Lord Howe Long-eared Bat



Nyctophilus howensis


  • Predation caused by Black Rats and owls
  • Limited space and resources
  • Low immunity to diseases

The Lord Howe Long-Eared Bat is a vesper bat species that can only be found on the unevenly crescent-shaped remote Australian island of the same name. This insect-eating flying mammal only came to scientific knowledge after the discovery of a single skull on Lord Howe Island in 1972.
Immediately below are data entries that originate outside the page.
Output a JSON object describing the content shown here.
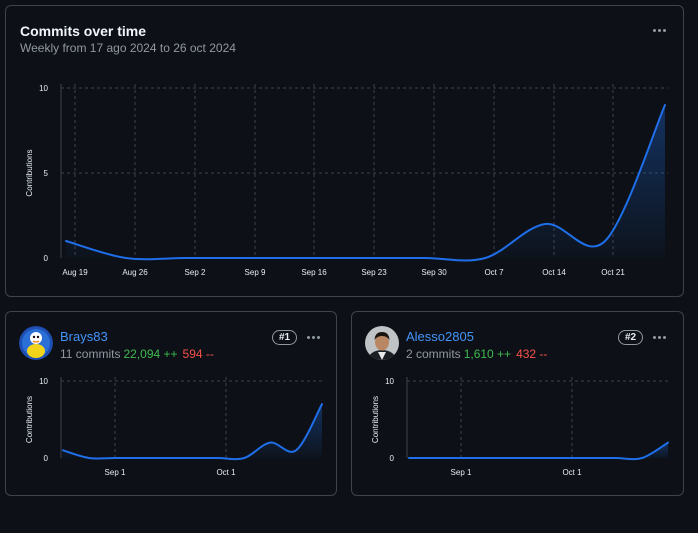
{
  "header": {
    "title": "Commits over time",
    "subtitle": "Weekly from 17 ago 2024 to 26 oct 2024"
  },
  "chart_data": [
    {
      "type": "area",
      "title": "Commits over time",
      "ylabel": "Contributions",
      "ylim": [
        0,
        10
      ],
      "yticks": [
        0,
        5,
        10
      ],
      "categories": [
        "Aug 19",
        "Aug 26",
        "Sep 2",
        "Sep 9",
        "Sep 16",
        "Sep 23",
        "Sep 30",
        "Oct 7",
        "Oct 14",
        "Oct 21"
      ],
      "x": [
        "Aug 18",
        "Aug 25",
        "Sep 1",
        "Sep 8",
        "Sep 15",
        "Sep 22",
        "Sep 29",
        "Oct 6",
        "Oct 13",
        "Oct 20",
        "Oct 26"
      ],
      "values": [
        1,
        0,
        0,
        0,
        0,
        0,
        0,
        0,
        2,
        1,
        9
      ],
      "grid": true,
      "color": "#1f6feb"
    },
    {
      "type": "area",
      "ylabel": "Contributions",
      "ylim": [
        0,
        10
      ],
      "yticks": [
        0,
        10
      ],
      "categories": [
        "Sep 1",
        "Oct 1"
      ],
      "values": [
        1,
        0,
        0,
        0,
        0,
        0,
        0,
        0,
        2,
        1,
        7
      ],
      "grid": true,
      "color": "#1f6feb"
    },
    {
      "type": "area",
      "ylabel": "Contributions",
      "ylim": [
        0,
        10
      ],
      "yticks": [
        0,
        10
      ],
      "categories": [
        "Sep 1",
        "Oct 1"
      ],
      "values": [
        0,
        0,
        0,
        0,
        0,
        0,
        0,
        0,
        0,
        0,
        2
      ],
      "grid": true,
      "color": "#1f6feb"
    }
  ],
  "contributors": [
    {
      "name": "Brays83",
      "commits": "11 commits",
      "additions": "22,094 ++",
      "deletions": "594 --",
      "rank": "#1"
    },
    {
      "name": "Alesso2805",
      "commits": "2 commits",
      "additions": "1,610 ++",
      "deletions": "432 --",
      "rank": "#2"
    }
  ],
  "icons": {
    "menu": "kebab-horizontal-icon"
  }
}
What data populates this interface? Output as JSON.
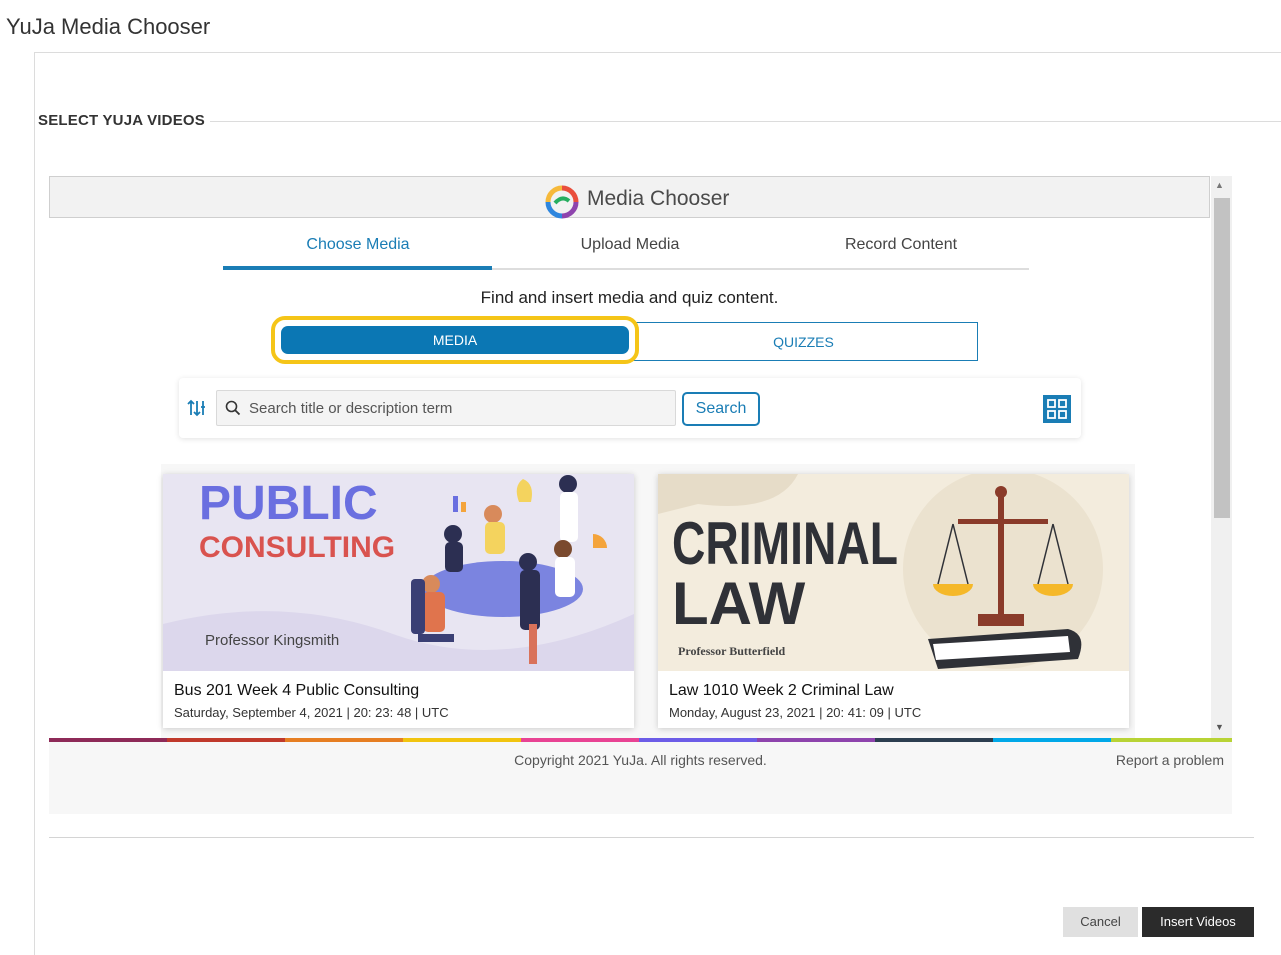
{
  "window": {
    "title": "YuJa Media Chooser"
  },
  "section": {
    "label": "SELECT YUJA VIDEOS"
  },
  "chooser": {
    "title": "Media Chooser",
    "tabs": [
      {
        "label": "Choose Media",
        "active": true
      },
      {
        "label": "Upload Media",
        "active": false
      },
      {
        "label": "Record Content",
        "active": false
      }
    ],
    "subtitle": "Find and insert media and quiz content.",
    "segments": {
      "media_label": "MEDIA",
      "quizzes_label": "QUIZZES",
      "selected": "MEDIA"
    },
    "search": {
      "placeholder": "Search title or description term",
      "value": "",
      "button_label": "Search"
    },
    "view_mode": "grid",
    "cards": [
      {
        "title": "Bus 201 Week 4 Public Consulting",
        "date": "Saturday, September 4, 2021 | 20: 23: 48 | UTC",
        "thumb_text": {
          "line1": "PUBLIC",
          "line2": "CONSULTING",
          "instructor": "Professor Kingsmith"
        }
      },
      {
        "title": "Law 1010 Week 2 Criminal Law",
        "date": "Monday, August 23, 2021 | 20: 41: 09 | UTC",
        "thumb_text": {
          "line1": "CRIMINAL",
          "line2": "LAW",
          "instructor": "Professor Butterfield"
        }
      }
    ],
    "footer": {
      "copyright": "Copyright 2021 YuJa. All rights reserved.",
      "report": "Report a problem"
    }
  },
  "actions": {
    "cancel_label": "Cancel",
    "insert_label": "Insert Videos"
  },
  "colors": {
    "accent": "#1a7db5",
    "highlight": "#f5c518",
    "segment_active": "#0b77b4",
    "primary_button": "#2b2b2b"
  },
  "icons": {
    "filter": "sort-filter-icon",
    "search": "magnifier-icon",
    "grid": "grid-view-icon",
    "logo": "yuja-logo-icon"
  }
}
The most acceptable explanation for the Lord Howe Long-Eared Bat’s fast decline in number is the accidental introduction of predators, most specifically Black Rats and owls. And because its small habitat range has limited options as a food source, this also did not encourage longevity of life or strong resistance against diseases.
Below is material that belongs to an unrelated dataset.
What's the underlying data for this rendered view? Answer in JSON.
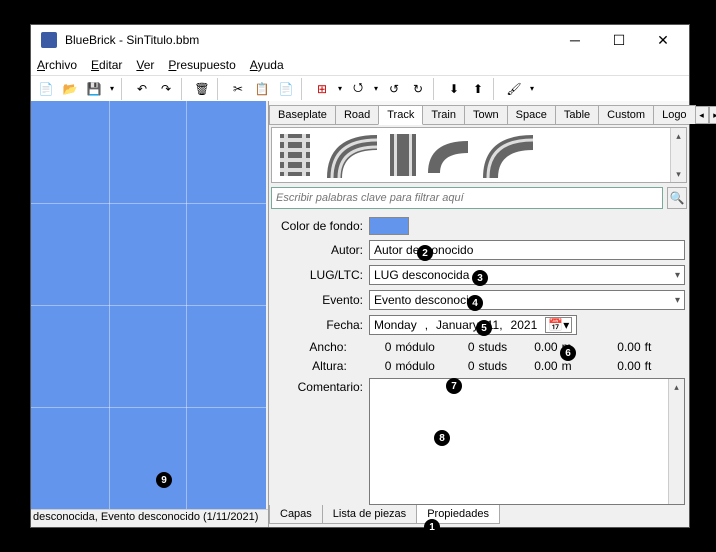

Although it’s been declared as officially extinct, there has been some anecdotal evidence that the very large bat has been sighted. Let’s hope this is true.